Saturday, April 30, 2016

4H Clifton

We had a lovely visit today from the Clifton 4H group. We had leaders and parents come with 4H kids and kids not even old enough to be in 4H. Ages probably from less than 2 to around 14. It was nice to be able to share our work with them and answer their questions but it was also fascinating to find out about the projects that they are working on. One young man turns bowls and has several in a competition right now. I saw a picture and I am in awe of his talent, whatever the age. That bowl was beautiful!  Another young man is working on a 3D cutting board, which he promised to bring over for us to see. We are looking forward to that. One young lady told me she wasn't interested in woodworking but I found out that she is very involved in the animal side of 4H and didn't mind throwing around bales of hay.
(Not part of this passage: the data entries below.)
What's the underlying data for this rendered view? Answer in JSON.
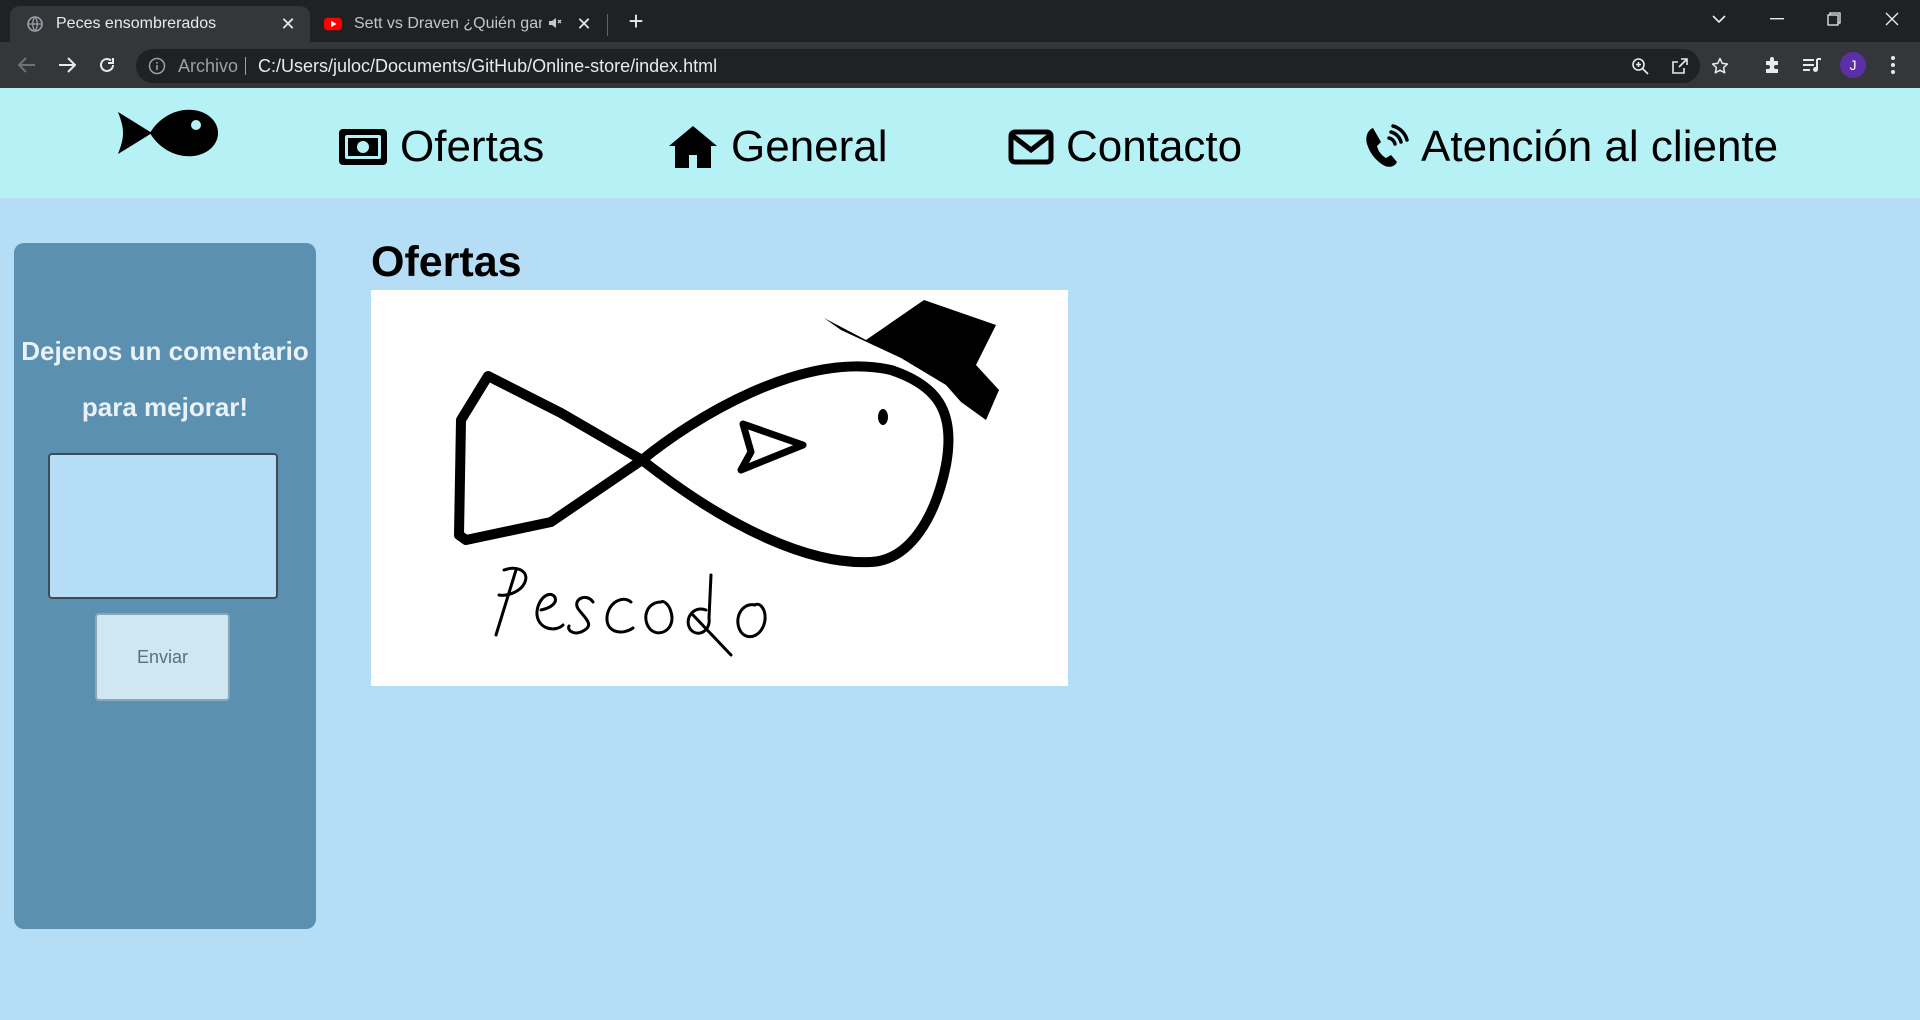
{
  "browser": {
    "tabs": [
      {
        "title": "Peces ensombrerados",
        "active": true,
        "favicon": "globe-icon"
      },
      {
        "title": "Sett vs Draven ¿Quién ganar",
        "active": false,
        "favicon": "youtube-icon",
        "audio": "speaker-icon"
      }
    ],
    "address": {
      "chip": "Archivo",
      "url": "C:/Users/juloc/Documents/GitHub/Online-store/index.html"
    },
    "profile_initial": "J"
  },
  "site": {
    "nav": [
      {
        "label": "Ofertas",
        "icon": "money-bill-icon"
      },
      {
        "label": "General",
        "icon": "home-icon"
      },
      {
        "label": "Contacto",
        "icon": "envelope-icon"
      },
      {
        "label": "Atención al cliente",
        "icon": "phone-volume-icon"
      }
    ],
    "sidebar": {
      "title_line1": "Dejenos un comentario",
      "title_line2": "para mejorar!",
      "comment_value": "",
      "send_label": "Enviar"
    },
    "main": {
      "title": "Ofertas",
      "image_caption": "Pescado"
    }
  },
  "colors": {
    "header_bg": "#b6f1f6",
    "page_bg": "#b5ddf5",
    "sidebar_bg": "#5b90b1"
  }
}
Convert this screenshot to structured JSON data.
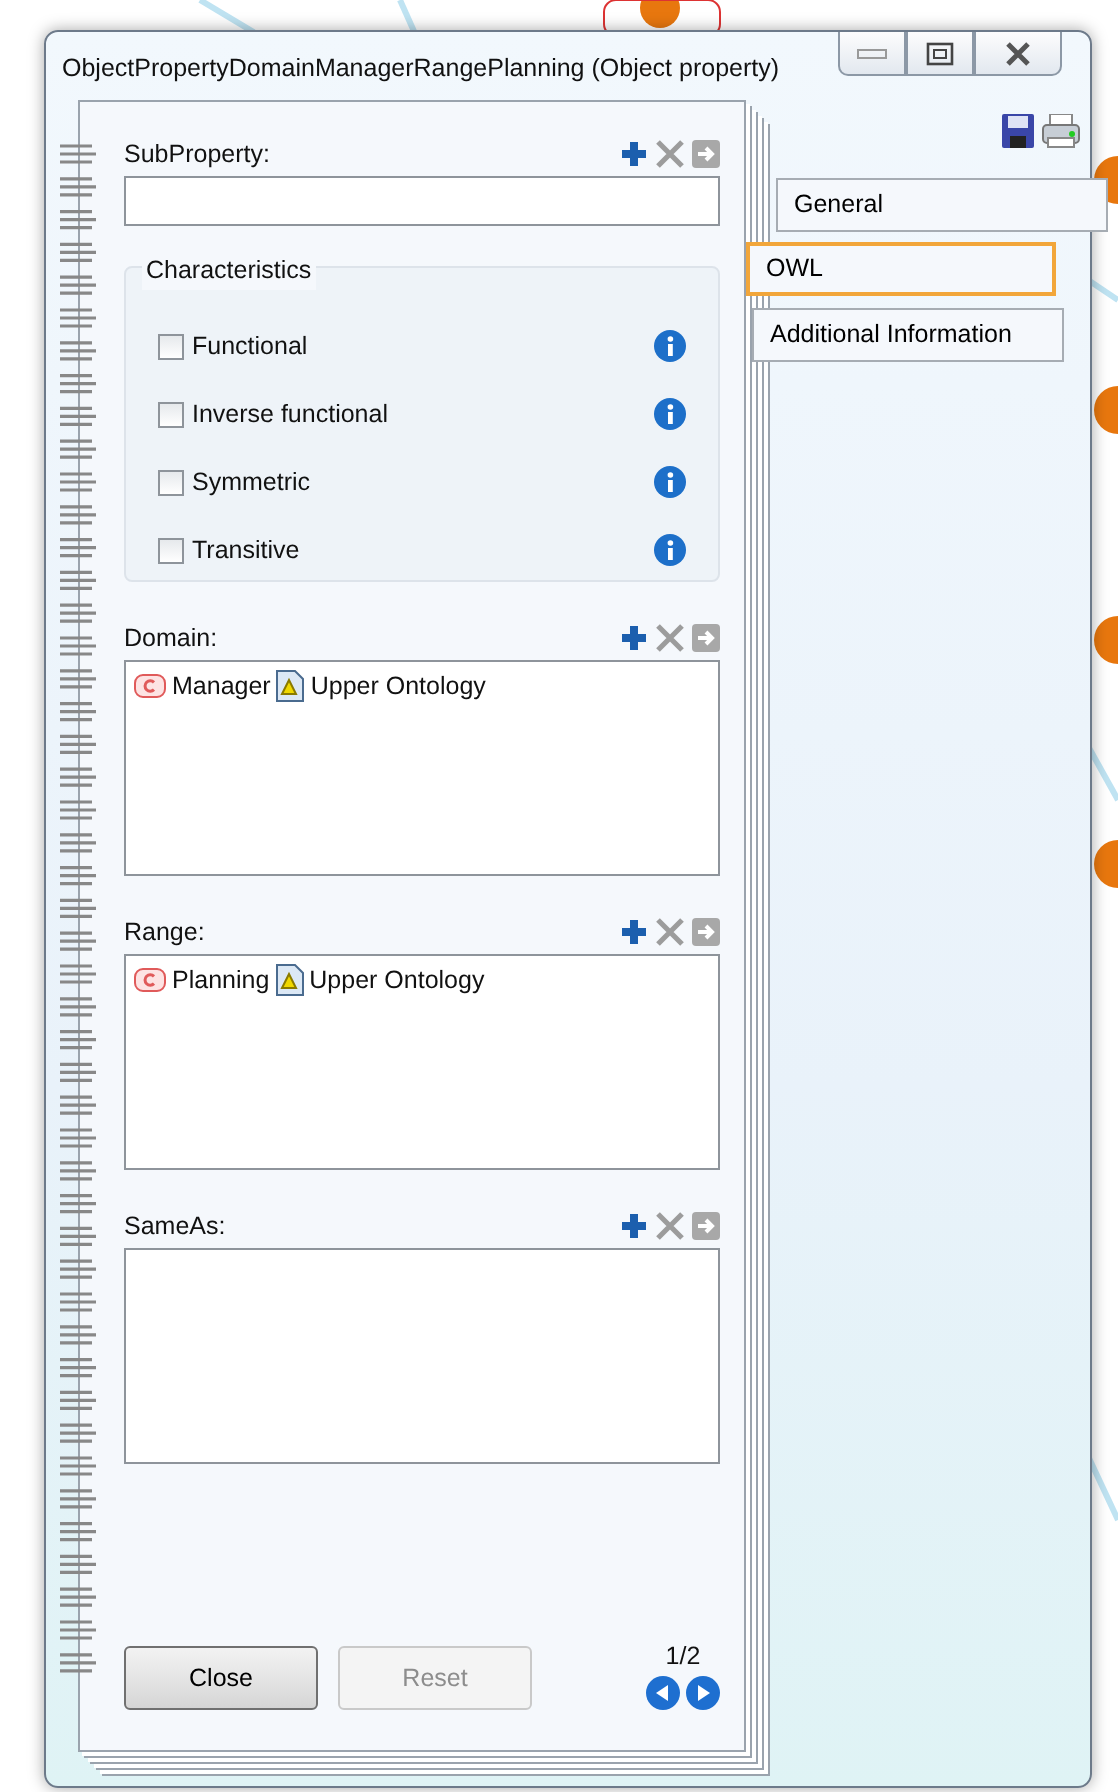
{
  "window": {
    "title": "ObjectPropertyDomainManagerRangePlanning (Object property)"
  },
  "subproperty": {
    "label": "SubProperty:"
  },
  "characteristics": {
    "title": "Characteristics",
    "items": [
      {
        "label": "Functional",
        "checked": false
      },
      {
        "label": "Inverse functional",
        "checked": false
      },
      {
        "label": "Symmetric",
        "checked": false
      },
      {
        "label": "Transitive",
        "checked": false
      }
    ]
  },
  "lists": [
    {
      "label": "Domain:",
      "items": [
        {
          "name": "Manager",
          "ontology": "Upper Ontology"
        }
      ]
    },
    {
      "label": "Range:",
      "items": [
        {
          "name": "Planning",
          "ontology": "Upper Ontology"
        }
      ]
    },
    {
      "label": "SameAs:"
    }
  ],
  "buttons": [
    {
      "label": "Close",
      "disabled": false
    },
    {
      "label": "Reset",
      "disabled": true
    }
  ],
  "pager": "1/2",
  "tabs": [
    {
      "label": "General",
      "selected": false
    },
    {
      "label": "OWL",
      "selected": true
    },
    {
      "label": "Additional Information",
      "selected": false
    }
  ]
}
That's pretty awesome in my books too. We all take on different hobbies- it's what keeps everything interesting.

Before they left (amid promises to come back and visit) they presented us with 2 beautiful presents handmade by 2 of the leaders. David and Beau, I want to thank each of you and the whole group for the pieces of usable art. One gift is a knife holder for your wall, it is made of end grain black locust and it is truly lovely. It will have a place of honour on my wall. The other gift is a set of 2 hand turned pens that are almost to gorgeous to use. These, too, will be treasured.

Thank you for coming to visit. We hope you come back to see us again.

Friday, April 29, 2016

Cotton, oakum, seal it!

Well, it's been a busy month for sure. We started off at the beginning if the month rolling cotton in the seams of the vessel and using the irons and mallet to pound them in solid. If you saw the video on Schooner Lena Blanche facebook page ,you will see what I'm talking about. That was the first couple of weeks and 16 lbs of cotton later, she was all cotton caulked (corked, some call it. I had an older shipwright ,I believe he was in his late 80s or early 90s , correct my pronunciation. He had spent a lifetime building and caulking  (corking) boats- who am I to argue.)

Next we started on the oakum. A totally different kettle of fish,  as it were. Thankfully,  we have quite a bit of it pre-rolled. Each strand of oakum has to be bunched up and pounded into the seam until it fills the seam and then it's pounded to get all the little bits in. It's time consuming and your back hurts a little but , surprisingly,  it's very satisfying and when it's done you can look at it and take pride in a job well done.  AND, when the boat doesn't leak- you'll know you did a good job.  Haha.
As we caulk we are also sealing the seams with a marine sealant. This gives a finished look and keeps the water out.
Warren pounding in oakum

Two strands of oakum for a wider seam

Marine sealant after the oakum has been put in the seams. 

We'll keep at the caulking for the next few weeks until the vessel is all finished. It's  coming along great.